======== Data under study

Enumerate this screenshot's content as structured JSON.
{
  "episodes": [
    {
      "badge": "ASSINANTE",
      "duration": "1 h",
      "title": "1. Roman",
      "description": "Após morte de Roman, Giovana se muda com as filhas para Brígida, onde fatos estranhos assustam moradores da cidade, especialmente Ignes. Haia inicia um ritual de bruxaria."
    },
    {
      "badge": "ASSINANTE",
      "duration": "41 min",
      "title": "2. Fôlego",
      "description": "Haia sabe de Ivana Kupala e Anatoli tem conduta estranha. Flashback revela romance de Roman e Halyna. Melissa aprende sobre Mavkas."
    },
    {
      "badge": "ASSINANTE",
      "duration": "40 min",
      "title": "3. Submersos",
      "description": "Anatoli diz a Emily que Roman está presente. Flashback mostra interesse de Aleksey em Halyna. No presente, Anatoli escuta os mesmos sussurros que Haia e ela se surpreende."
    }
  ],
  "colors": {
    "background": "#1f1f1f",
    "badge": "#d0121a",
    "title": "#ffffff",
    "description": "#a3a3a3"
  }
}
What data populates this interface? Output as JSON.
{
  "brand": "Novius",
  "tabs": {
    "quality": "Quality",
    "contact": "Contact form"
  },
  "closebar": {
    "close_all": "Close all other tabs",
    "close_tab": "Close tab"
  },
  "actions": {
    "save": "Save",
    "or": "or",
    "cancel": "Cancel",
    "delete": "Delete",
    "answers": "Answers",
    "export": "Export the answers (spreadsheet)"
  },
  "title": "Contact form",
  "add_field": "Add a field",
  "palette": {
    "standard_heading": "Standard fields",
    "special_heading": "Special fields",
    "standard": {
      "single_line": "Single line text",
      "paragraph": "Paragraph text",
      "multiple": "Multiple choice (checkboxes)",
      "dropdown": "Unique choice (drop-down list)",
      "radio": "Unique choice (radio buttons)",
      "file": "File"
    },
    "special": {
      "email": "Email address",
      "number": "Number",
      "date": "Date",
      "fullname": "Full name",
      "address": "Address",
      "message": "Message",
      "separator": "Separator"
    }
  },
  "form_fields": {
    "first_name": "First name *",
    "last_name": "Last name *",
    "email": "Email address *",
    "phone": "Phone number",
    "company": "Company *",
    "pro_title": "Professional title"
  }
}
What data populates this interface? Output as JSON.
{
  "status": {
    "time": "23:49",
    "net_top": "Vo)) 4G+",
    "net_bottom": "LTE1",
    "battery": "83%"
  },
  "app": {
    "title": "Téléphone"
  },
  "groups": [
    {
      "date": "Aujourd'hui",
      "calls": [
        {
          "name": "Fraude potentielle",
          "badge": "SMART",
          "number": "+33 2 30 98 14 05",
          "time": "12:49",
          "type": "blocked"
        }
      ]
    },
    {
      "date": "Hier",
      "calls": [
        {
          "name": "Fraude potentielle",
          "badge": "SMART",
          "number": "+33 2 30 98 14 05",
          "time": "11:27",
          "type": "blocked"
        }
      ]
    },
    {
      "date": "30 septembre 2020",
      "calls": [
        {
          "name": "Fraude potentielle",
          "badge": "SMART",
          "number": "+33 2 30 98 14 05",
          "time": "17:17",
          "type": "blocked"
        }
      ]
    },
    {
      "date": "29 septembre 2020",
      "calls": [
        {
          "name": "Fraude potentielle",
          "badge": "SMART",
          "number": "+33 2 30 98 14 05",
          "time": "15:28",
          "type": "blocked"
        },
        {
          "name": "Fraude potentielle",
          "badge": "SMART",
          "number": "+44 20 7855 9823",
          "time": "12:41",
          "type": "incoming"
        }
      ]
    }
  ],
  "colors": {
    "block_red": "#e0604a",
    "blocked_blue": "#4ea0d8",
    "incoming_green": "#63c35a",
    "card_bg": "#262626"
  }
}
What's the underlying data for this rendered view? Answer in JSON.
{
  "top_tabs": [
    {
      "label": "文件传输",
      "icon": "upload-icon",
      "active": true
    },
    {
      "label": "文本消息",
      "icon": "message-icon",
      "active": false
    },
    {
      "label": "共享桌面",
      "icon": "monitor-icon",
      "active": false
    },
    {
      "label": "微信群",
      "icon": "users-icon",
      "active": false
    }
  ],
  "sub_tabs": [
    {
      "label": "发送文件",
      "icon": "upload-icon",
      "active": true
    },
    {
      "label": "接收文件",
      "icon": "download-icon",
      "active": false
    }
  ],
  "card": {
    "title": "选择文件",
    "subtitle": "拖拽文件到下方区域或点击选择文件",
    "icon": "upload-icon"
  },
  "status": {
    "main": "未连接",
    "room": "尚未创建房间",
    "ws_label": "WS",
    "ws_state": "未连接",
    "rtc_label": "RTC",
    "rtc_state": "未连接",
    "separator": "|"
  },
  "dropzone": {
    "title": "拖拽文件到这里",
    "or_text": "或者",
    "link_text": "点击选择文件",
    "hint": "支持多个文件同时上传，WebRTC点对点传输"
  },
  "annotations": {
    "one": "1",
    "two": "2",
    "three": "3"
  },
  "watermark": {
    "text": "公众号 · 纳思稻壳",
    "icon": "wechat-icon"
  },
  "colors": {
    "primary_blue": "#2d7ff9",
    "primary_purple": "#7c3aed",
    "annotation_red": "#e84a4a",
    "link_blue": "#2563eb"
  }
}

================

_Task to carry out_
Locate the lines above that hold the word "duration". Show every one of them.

_Written answer_
      "duration": "1 h",
      "duration": "41 min",
      "duration": "40 min",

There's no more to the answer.